As project delivery methods have evolved, so has project leadership. Hybrid approaches have emerged, where traditional Waterfall project and program managers are now faced with the prospect of having a portion of their work use iterative Agile approaches. On the other side, Agile Scrum Masters and product managers executing rapid iterations of new products have to now contend with budgets, financial forecasts, release schedules and business case benefits, as well as with aligning implementation of products with other projects across the enterprise.
With this as a backdrop, a frequent question that comes up from my colleagues is whether an industry needs a project manager who knows Agile, or Agile leads who are competent in more traditional project management practices. In today’s complex world of delivery, we urgently need both.
Project managers need to understand Agile.
It’s inevitable that a project manager will at some point oversee an Agile delivery process. So it is important that project managers start their journey to competency as soon as possible. This journey can begin with training in Agile methods, as well as shadowing an Agile lead to see how the iterative process works.
As the journey continues, project managers will start to immerse themselves in advanced areas such as Agile metrics, alignment of Agile to testing and release processes, as well as the people factor. A project manager will soon see what sort of projects can best be delivered through Agile vs. Waterfall methods, as well as the linkages to enterprise functions required regardless of delivery approach.
Agile leads need to understand project management.
Agile leads typically have experience with iterative methods and they have a strong business analysis background that comes into play when defining user stories. In the past, these skills alone were sufficient for Agile delivery efforts.
With the complexities of contemporary delivery, however, many Agile leads now encounter similar expectations when it to comes to schedule, budget, product quality and business case realization as their Waterfall counterparts.
This compels Agile leads to gain skills in traditional project management areas such as estimation, forecasting, resource management, technical requirements as well as testing and implementation practices. Acquiring these skills will enable Agile leads to deliver higher-quality products in a more timely and efficient manner.
Everyone needs enterprise function support.
As hybrid delivery approaches become more common, the considerations for maximizing value can include (but are not limited to) the speed of product iterations, business and technology complexities, and the increasing consumer expectations.
All of this amplifies the importance of enterprise functions such as portfolio management, release management and resource management. These and other traditional enterprise delivery disciplines have been identified by the Scaled Agile Framework (“SAFe”) as being key to success.
It’s not so much that the SAFe framework has had a “eureka moment” around enterprise functions as new innovations. Rather, it has identified the critical need to have these functions in place and engaged for all types of delivery. Both project managers, as well as Agile leads, can be more successful when tightly integrated with enterprise functions. Without having robust enterprise functions in place, organizations will struggle with more frequent schedule, resource, dependency, testing and implementation conflicts. And those conflicts dilute the business value of projects regardless of delivery style.

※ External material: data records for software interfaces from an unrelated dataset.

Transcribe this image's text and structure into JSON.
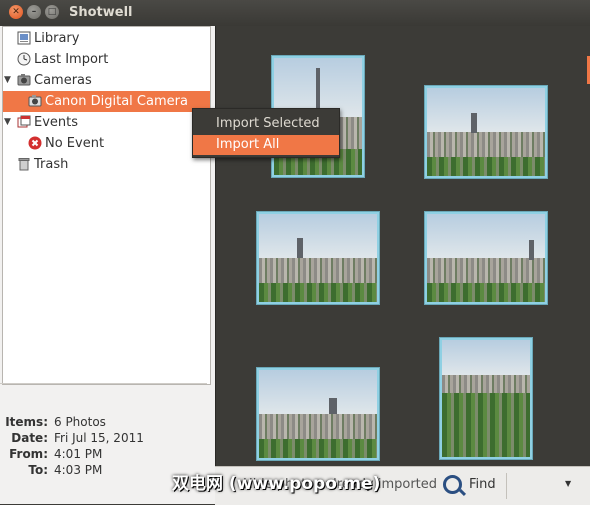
{
  "window": {
    "title": "Shotwell"
  },
  "sidebar": {
    "items": [
      {
        "label": "Library",
        "icon": "library-icon"
      },
      {
        "label": "Last Import",
        "icon": "clock-icon"
      },
      {
        "label": "Cameras",
        "icon": "camera-icon",
        "expanded": true
      },
      {
        "label": "Canon Digital Camera",
        "icon": "camera-icon",
        "selected": true
      },
      {
        "label": "Events",
        "icon": "events-icon",
        "expanded": true
      },
      {
        "label": "No Event",
        "icon": "no-event-icon"
      },
      {
        "label": "Trash",
        "icon": "trash-icon"
      }
    ]
  },
  "info": {
    "items": {
      "label": "Items:",
      "value": "6 Photos"
    },
    "date": {
      "label": "Date:",
      "value": "Fri Jul 15, 2011"
    },
    "from": {
      "label": "From:",
      "value": "4:01 PM"
    },
    "to": {
      "label": "To:",
      "value": "4:03 PM"
    }
  },
  "context_menu": {
    "items": [
      {
        "label": "Import Selected",
        "highlighted": false
      },
      {
        "label": "Import All",
        "highlighted": true
      }
    ]
  },
  "bottombar": {
    "status_text": "Hide photos already imported",
    "find_label": "Find"
  },
  "watermark": "双电网 (www.popo.me)",
  "colors": {
    "accent": "#f07746",
    "thumb_border": "#8fd0e3",
    "background": "#3c3b37"
  }
}
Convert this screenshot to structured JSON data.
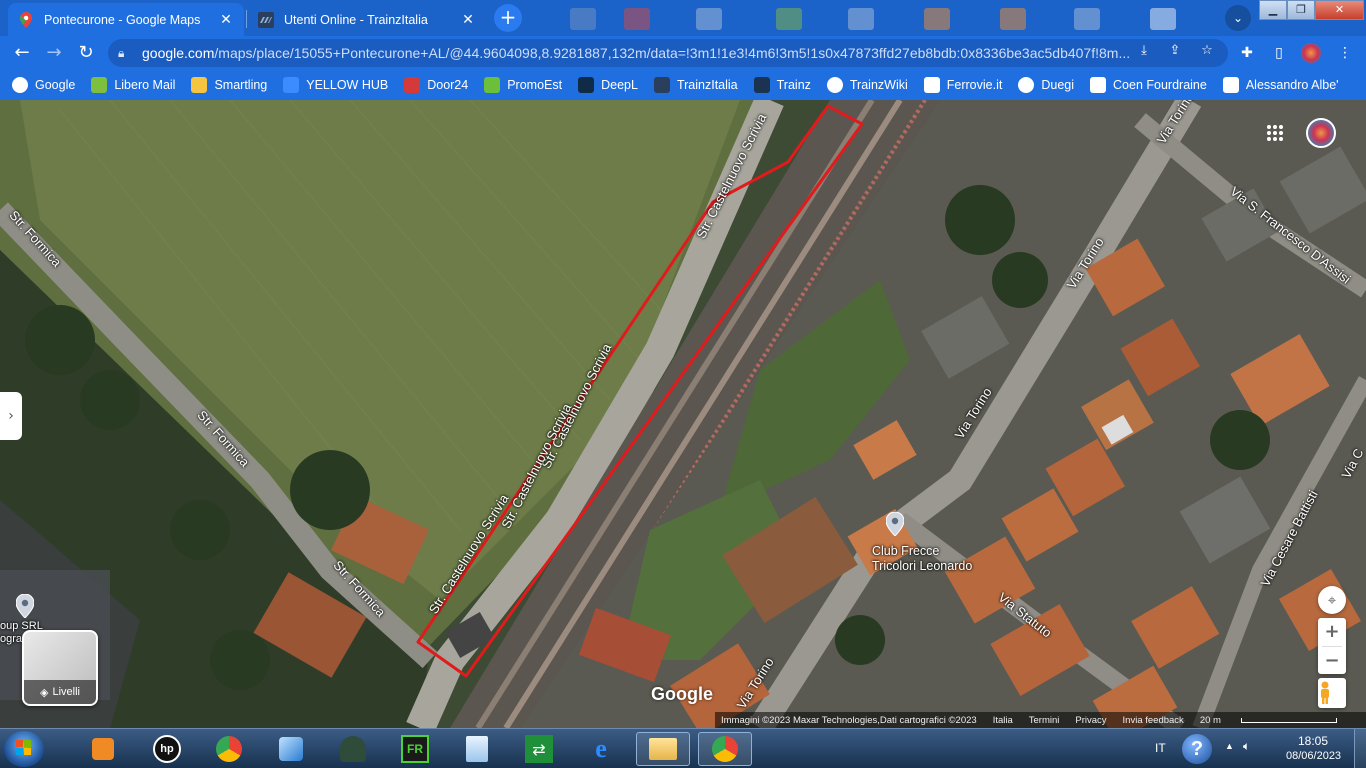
{
  "browser": {
    "tabs": [
      {
        "title": "Pontecurone - Google Maps",
        "active": true
      },
      {
        "title": "Utenti Online - TrainzItalia",
        "active": false
      }
    ],
    "new_tab_label": "+",
    "url_host": "google.com",
    "url_path": "/maps/place/15055+Pontecurone+AL/@44.9604098,8.9281887,132m/data=!3m1!1e3!4m6!3m5!1s0x47873ffd27eb8bdb:0x8336be3ac5db407f!8m...",
    "bookmarks": [
      {
        "label": "Google",
        "icon": "google-icon",
        "color": "#ffffff"
      },
      {
        "label": "Libero Mail",
        "icon": "libero-icon",
        "color": "#7fbf3f"
      },
      {
        "label": "Smartling",
        "icon": "smartling-icon",
        "color": "#f5c542"
      },
      {
        "label": "YELLOW HUB",
        "icon": "infinity-icon",
        "color": "#3a8cff"
      },
      {
        "label": "Door24",
        "icon": "door24-icon",
        "color": "#d43a3a"
      },
      {
        "label": "PromoEst",
        "icon": "promoest-icon",
        "color": "#6bbf3a"
      },
      {
        "label": "DeepL",
        "icon": "deepl-icon",
        "color": "#0f2b46"
      },
      {
        "label": "TrainzItalia",
        "icon": "trainzitalia-icon",
        "color": "#2b3f5c"
      },
      {
        "label": "Trainz",
        "icon": "trainz-icon",
        "color": "#1b3350"
      },
      {
        "label": "TrainzWiki",
        "icon": "globe-icon",
        "color": "#ffffff"
      },
      {
        "label": "Ferrovie.it",
        "icon": "ferrovie-icon",
        "color": "#ffffff"
      },
      {
        "label": "Duegi",
        "icon": "globe-icon",
        "color": "#ffffff"
      },
      {
        "label": "Coen Fourdraine",
        "icon": "flickr-icon",
        "color": "#ffffff"
      },
      {
        "label": "Alessandro Albe'",
        "icon": "flickr-icon",
        "color": "#ffffff"
      }
    ]
  },
  "map": {
    "labels": {
      "str_formica_1": "Str. Formica",
      "str_formica_2": "Str. Formica",
      "str_formica_3": "Str. Formica",
      "str_castelnuovo_1": "Str. Castelnuovo Scrivia",
      "str_castelnuovo_2": "Str. Castelnuovo Scrivia",
      "str_castelnuovo_3": "Str. Castelnuovo Scrivia",
      "str_castelnuovo_4": "Str. Castelnuovo Scrivia",
      "via_torino_1": "Via Torino",
      "via_torino_2": "Via Torino",
      "via_torino_3": "Via Torino",
      "via_torino_4": "Via Torino",
      "via_san_francesco": "Via S. Francesco D'Assisi",
      "via_statuto": "Via Statuto",
      "via_cesare_battisti": "Via Cesare Battisti",
      "via_c": "Via C"
    },
    "poi": {
      "club_line1": "Club Frecce",
      "club_line2": "Tricolori Leonardo",
      "left_poi_line1": "oup SRL",
      "left_poi_line2": "ogra"
    },
    "layers_label": "Livelli",
    "google_logo": "Google",
    "attribution": {
      "imagery": "Immagini ©2023 Maxar Technologies,Dati cartografici ©2023",
      "country": "Italia",
      "terms": "Termini",
      "privacy": "Privacy",
      "feedback": "Invia feedback",
      "scale": "20 m"
    },
    "zoom_in": "+",
    "zoom_out": "−",
    "outline_color": "#e01b1b"
  },
  "taskbar": {
    "language": "IT",
    "time": "18:05",
    "date": "08/06/2023",
    "help": "?"
  }
}
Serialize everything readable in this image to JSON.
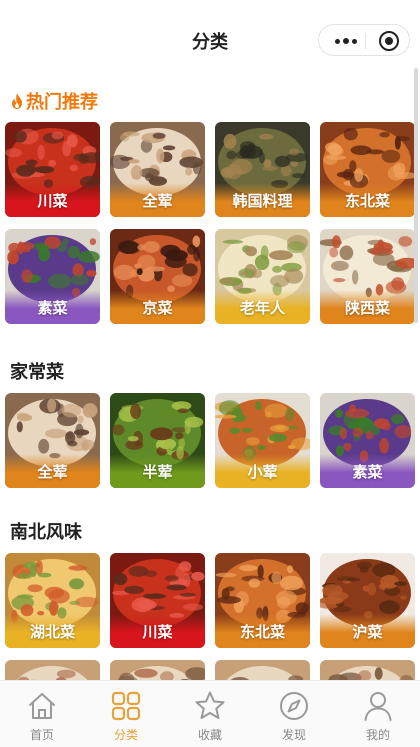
{
  "nav": {
    "title": "分类"
  },
  "sections": [
    {
      "title": "热门推荐",
      "hot": true,
      "items": [
        {
          "label": "川菜",
          "photo": "red-chili",
          "band": "red"
        },
        {
          "label": "全荤",
          "photo": "pork-platter",
          "band": "orange"
        },
        {
          "label": "韩国料理",
          "photo": "korean-dish",
          "band": "orange"
        },
        {
          "label": "东北菜",
          "photo": "noodle-dish",
          "band": "orange"
        },
        {
          "label": "素菜",
          "photo": "eggplant",
          "band": "purple"
        },
        {
          "label": "京菜",
          "photo": "roast-duck",
          "band": "orange"
        },
        {
          "label": "老年人",
          "photo": "soup",
          "band": "yellow"
        },
        {
          "label": "陕西菜",
          "photo": "noodle-bowl",
          "band": "orange"
        }
      ]
    },
    {
      "title": "家常菜",
      "hot": false,
      "items": [
        {
          "label": "全荤",
          "photo": "pork-platter",
          "band": "orange"
        },
        {
          "label": "半荤",
          "photo": "green-pepper",
          "band": "green"
        },
        {
          "label": "小荤",
          "photo": "kungpao",
          "band": "yellow"
        },
        {
          "label": "素菜",
          "photo": "eggplant",
          "band": "purple"
        }
      ]
    },
    {
      "title": "南北风味",
      "hot": false,
      "items": [
        {
          "label": "湖北菜",
          "photo": "fish-dish",
          "band": "yellow"
        },
        {
          "label": "川菜",
          "photo": "red-chili",
          "band": "red"
        },
        {
          "label": "东北菜",
          "photo": "noodle-dish",
          "band": "orange"
        },
        {
          "label": "沪菜",
          "photo": "braised-balls",
          "band": "orange"
        }
      ]
    }
  ],
  "tabbar": {
    "items": [
      {
        "label": "首页",
        "icon": "home-icon",
        "active": false
      },
      {
        "label": "分类",
        "icon": "category-grid-icon",
        "active": true
      },
      {
        "label": "收藏",
        "icon": "star-icon",
        "active": false
      },
      {
        "label": "发现",
        "icon": "compass-icon",
        "active": false
      },
      {
        "label": "我的",
        "icon": "user-icon",
        "active": false
      }
    ]
  },
  "colors": {
    "accent": "#f07a10",
    "tab_active": "#e8a23a",
    "tab_inactive": "#999999",
    "band_red": "#d8151c",
    "band_orange": "#e0841c",
    "band_yellow": "#e9b224",
    "band_purple": "#8a56c0",
    "band_green": "#6f9a1c"
  }
}
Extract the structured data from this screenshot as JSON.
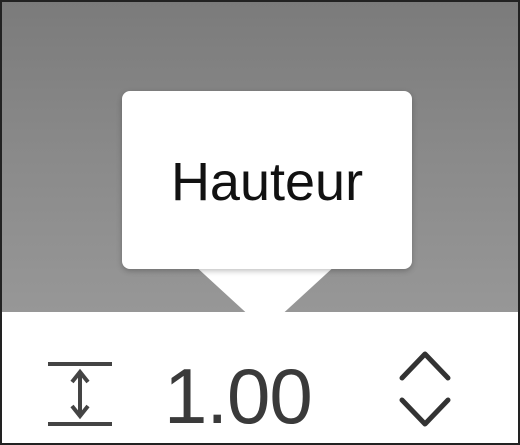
{
  "tooltip": {
    "label": "Hauteur"
  },
  "height_field": {
    "value": "1.00"
  },
  "icons": {
    "height": "height-spacing-icon",
    "increment": "chevron-up-icon",
    "decrement": "chevron-down-icon"
  },
  "colors": {
    "backdrop": "#8a8a8a",
    "tooltip_bg": "#ffffff",
    "text": "#111111",
    "value_text": "#3a3a3a"
  }
}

What do you think? Do organizations need Agile leads with project management knowledge, or project managers with Agile knowledge? I welcome thoughts regarding delivery successes and failures relative to either or both roles.
This blog post was first published in the PMI Voices forum here.